The NBA Finals have turned the nation’s attention–and cameras– toward Miami and Miami Beach. As the Miami Heat try to clinch the finals, Jordan Melnick wants to remind us all that there’s more to Miami than South Beach. It all started with these words by LeBron James: “In this fall–this is very tough–in this fall I’m going to take my talents to South Beach and join the Miami Heat.”
Jeremy Glazer writes about that weird liminal space between high school graduation and supposed adulthood. It’s set against the backdrop of Key Biscayne. Glazer is a Miami native who lives and writes on Miami Beach. He can be reached at firstname.lastname@example.org.
Click on the player above to listen to Glazer’s latest work of original fiction.
The songs you heard in this piece were “Aurora” and “Comienzos” by Miami band Arboles Libres.
UPDATE June 6, 2013 14:43 p.m.: (AP) Esther Williams, the swimming champion turned actress who starred in glittering and aquatic Technicolor musicals of the 1940s and 1950s, has died. She was 91.
Williams died early Thursday in her sleep, according to her longtime publicist Harlan Boll.
Following in the footsteps of Sonja Henie, who went from skating champion to movie star, Williams became one of Hollywood's biggest moneymakers, appearing in spectacular swimsuit numbers that capitalized on her wholesome beauty and perfect figure.
The whitewall rubber tires, which until recently had been on the bottom of the ocean floor off the coast of Broward County, now look like deflated, salt-encrusted life preservers, and reek of the decayed smell of barnacles mixed with sea spray.
They are the stars of an art exhibit called “The Eclipse,” open now in Miami’s Wynwood district, a tribute to a failed plan to create an artificial reef and mankind’s attempts to remove the tires and save the ocean from even more destruction.
On an icy night in late December, Miami native Robert Battle, the new artistic director of the Alvin Ailey American Dance Theater, saw his past and future come together in the heart of New York City.
After a year and a half of public grooming, of working alongside his towering predecessor, Judith Jamison, Battle was finally at the head of modern dance's most famous company, and in programming the troupe's annual five-week season at City Center Theatre, a major event in the New York dance world, he had made his real debut as director.
Earlier this month, an investigation by StateImpact Florida and the Miami Herald revealed that most Florida charter schools are not enrolling students with severe disabilities, like autism or cerebral palsy.
Tonya Whitlock and her son Tres, 17, say they have not been able to get Tres into Pivot Charter School near Tampa. Tres has cerebral palsy, and the family said the charter school is concerned they cannot provide all the services Tres needs.
This month, an investigation by StateImpact Florida revealed that more than 86% of Florida charter schools don’t serve a single student with a severe disability, compared to half of traditional public schools.
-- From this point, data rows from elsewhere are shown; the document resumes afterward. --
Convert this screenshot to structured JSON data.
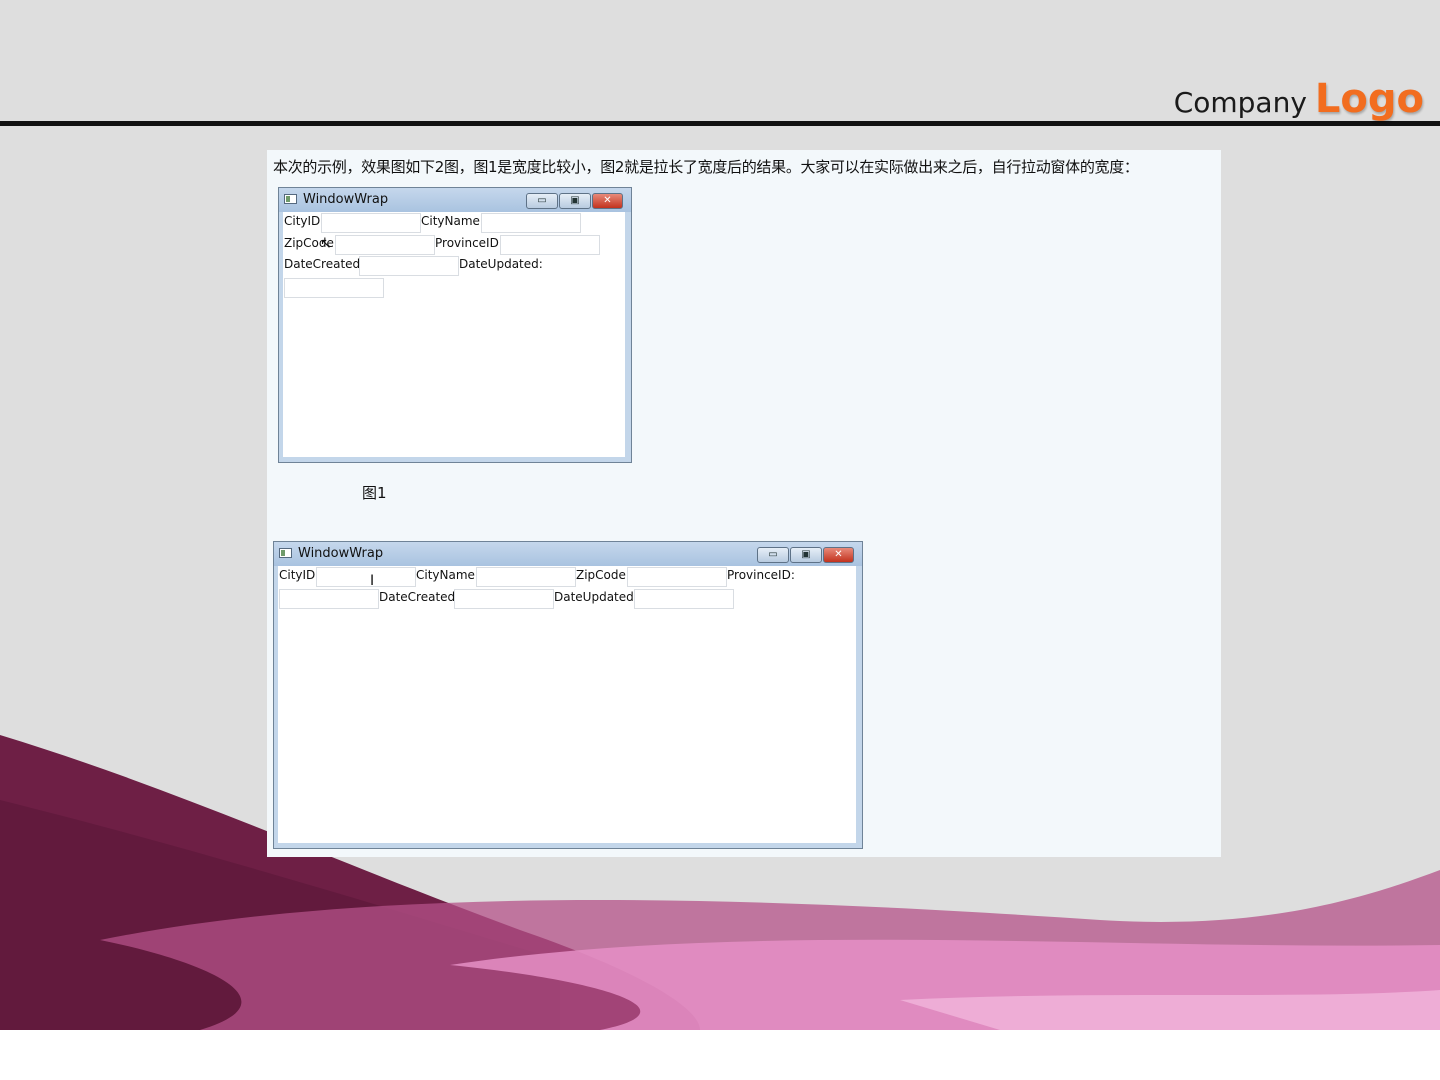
{
  "header": {
    "logo_company": "Company",
    "logo_logo": "Logo"
  },
  "caption": "本次的示例，效果图如下2图，图1是宽度比较小，图2就是拉长了宽度后的结果。大家可以在实际做出来之后，自行拉动窗体的宽度：",
  "figure1": {
    "label": "图1",
    "window_title": "WindowWrap",
    "buttons": {
      "minimize": "▭",
      "maximize": "▣",
      "close": "✕"
    },
    "labels": {
      "city_id": "CityID:",
      "city_name": "CityName:",
      "zip_code": "ZipCode:",
      "province_id": "ProvinceID:",
      "date_created": "DateCreated:",
      "date_updated": "DateUpdated:"
    }
  },
  "figure2": {
    "window_title": "WindowWrap",
    "buttons": {
      "minimize": "▭",
      "maximize": "▣",
      "close": "✕"
    },
    "labels": {
      "city_id": "CityID:",
      "city_name": "CityName:",
      "zip_code": "ZipCode:",
      "province_id": "ProvinceID:",
      "date_created": "DateCreated:",
      "date_updated": "DateUpdated:"
    }
  },
  "colors": {
    "logo_accent": "#f26d1f",
    "wave_dark": "#6e1f45",
    "wave_mid": "#b45288",
    "wave_light": "#e58fc6",
    "content_bg": "#f3f8fb"
  }
}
State education officials say no school is required to take every student with every disability. But lawyers are divided on whether charter schools can legally turn kids away.
No one person decides where a student with disabilities can go to school.
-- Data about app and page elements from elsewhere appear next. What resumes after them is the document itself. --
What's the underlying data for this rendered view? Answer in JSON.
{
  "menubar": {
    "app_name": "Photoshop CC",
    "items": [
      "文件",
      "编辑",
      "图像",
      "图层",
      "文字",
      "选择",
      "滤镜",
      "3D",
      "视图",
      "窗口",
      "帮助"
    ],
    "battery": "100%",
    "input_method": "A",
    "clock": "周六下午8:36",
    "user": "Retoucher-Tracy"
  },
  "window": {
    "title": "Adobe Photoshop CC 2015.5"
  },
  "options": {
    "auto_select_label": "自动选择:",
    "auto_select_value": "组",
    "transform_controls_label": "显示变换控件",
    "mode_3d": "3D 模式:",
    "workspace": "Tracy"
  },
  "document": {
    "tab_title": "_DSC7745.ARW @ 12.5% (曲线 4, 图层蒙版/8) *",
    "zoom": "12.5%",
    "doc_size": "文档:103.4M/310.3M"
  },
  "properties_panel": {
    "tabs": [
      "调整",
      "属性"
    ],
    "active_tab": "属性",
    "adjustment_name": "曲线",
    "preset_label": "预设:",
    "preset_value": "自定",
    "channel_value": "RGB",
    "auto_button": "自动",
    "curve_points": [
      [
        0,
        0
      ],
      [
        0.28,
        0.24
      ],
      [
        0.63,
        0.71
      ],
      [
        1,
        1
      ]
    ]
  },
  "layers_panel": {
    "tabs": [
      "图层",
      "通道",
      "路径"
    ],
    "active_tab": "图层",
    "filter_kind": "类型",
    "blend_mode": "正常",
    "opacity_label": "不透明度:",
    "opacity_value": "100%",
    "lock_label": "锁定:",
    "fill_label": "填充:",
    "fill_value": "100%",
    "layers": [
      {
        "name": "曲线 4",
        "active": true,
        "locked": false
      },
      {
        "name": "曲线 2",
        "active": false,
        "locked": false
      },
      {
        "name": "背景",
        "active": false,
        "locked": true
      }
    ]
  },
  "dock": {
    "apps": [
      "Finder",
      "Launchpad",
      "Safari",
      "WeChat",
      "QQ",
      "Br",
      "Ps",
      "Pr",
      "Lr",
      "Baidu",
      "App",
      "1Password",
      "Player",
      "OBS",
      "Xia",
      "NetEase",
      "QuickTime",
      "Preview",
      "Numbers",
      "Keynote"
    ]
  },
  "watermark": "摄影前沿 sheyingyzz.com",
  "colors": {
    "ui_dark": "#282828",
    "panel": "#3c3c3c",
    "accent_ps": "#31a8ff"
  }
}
For many of us, cooking for a holiday feast or making preparations for a party are well worn and beloved holiday routines. All of that hosting can also be exhausting! Listen to author Diana Abu-Jaber read her essay on her family’s heritage of hosting guests during the holidays.
If you’ve ever visited Little Haiti, you’ve probably seen Miami muralist Serge Toussaint’s work, which is sprinkled throughout the city. How can you tell it’s his work? His signature is a dollar sign instead of an “S” in Serge. He spends most of his time in Little Haiti, but his work can be seen in Liberty City, Little River, Allapattah, the Miami River and all the way to Fort Lauderdale.
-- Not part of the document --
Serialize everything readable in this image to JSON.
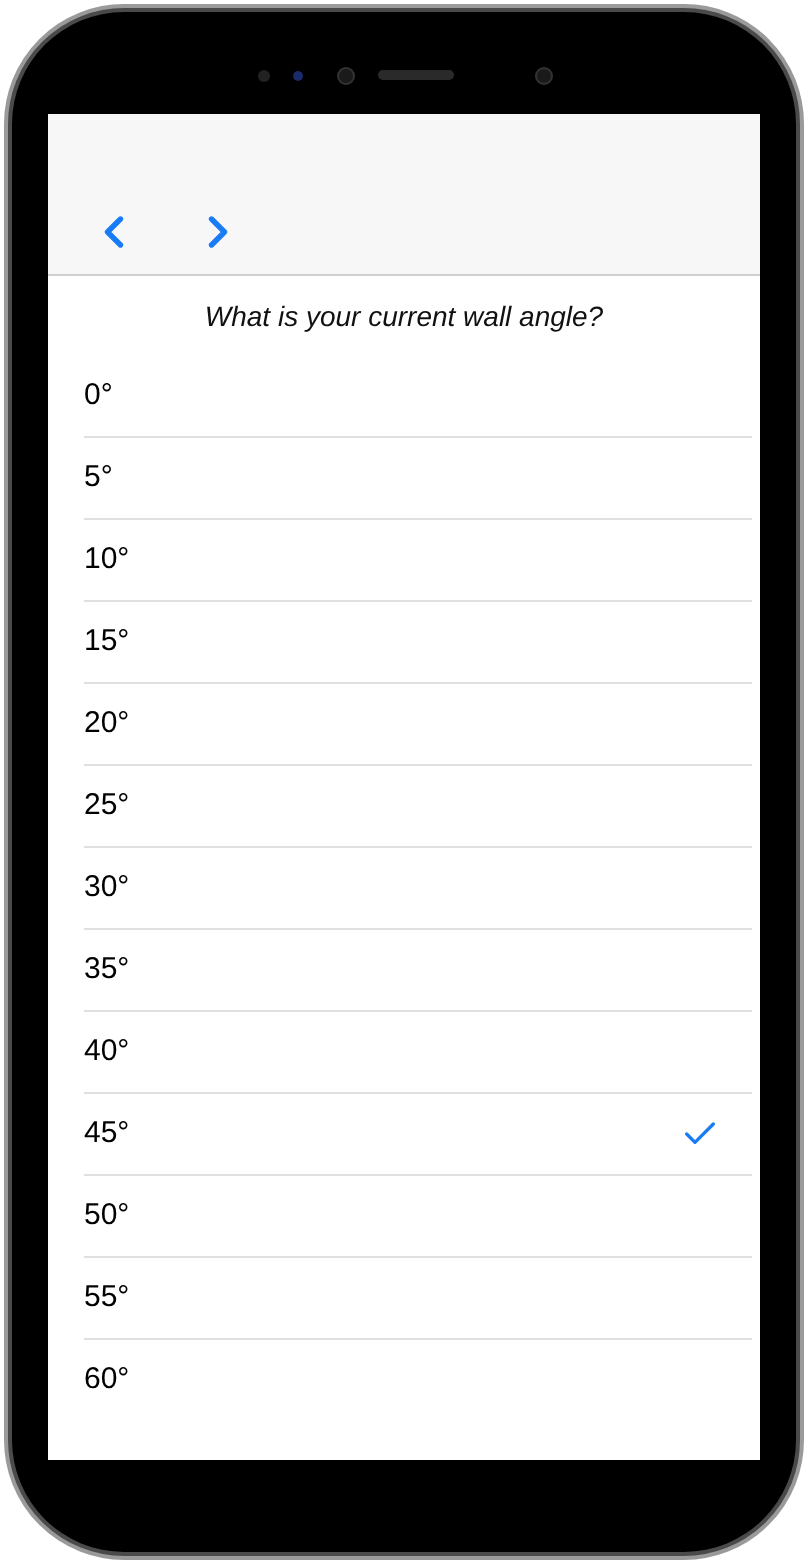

On September 11, 2001, Tanya Villanueva Tepper’s fiancé, Sergio Villanueva, was one of the 343 New York City firefighters who didn’t make it out of the World Trade Center. Tanya is featured in the new documentary,Rebirth, which follows five people affected by those attacks, over the course of the last decade. The film airs Sunday on Showtime on the 10th anniversary of the attacks. Tanya now lives in Miami, where she has found solace and a new life. She spoke with Under the Sun co-host Alicia Zuckerman.
It’s mango season in South Florida. Thanks to our humid climate and poor soil, this region excels at mango growing – only rivaled by Hawaii. The man who knows most about mangoes in Miami is Dr. Richard Campbell, the senior curator of tropical fruit at the Fairchild Tropical Botanic Garden in Coral Gables.
If you ever find yourself charged with a crime, a bail bondsman can be your best friend. When a judge sets bail and the defendant doesn’t have the money to pay, the bondsman posts the money in exchange for an upfront fee – usually 10 percent of the bond amount – and property as collateral. All the defendant has to do is show up to court.
Bullying is not a new phenomenon. It has been around for decades, but schools across South Florida are reporting that the frequency and severity of the incidents are getting worse. In the past year alone, a West Palm Beach student was attacked in math class and a Deerfield Beach middle school student slipped into a comma after being kicked in the head.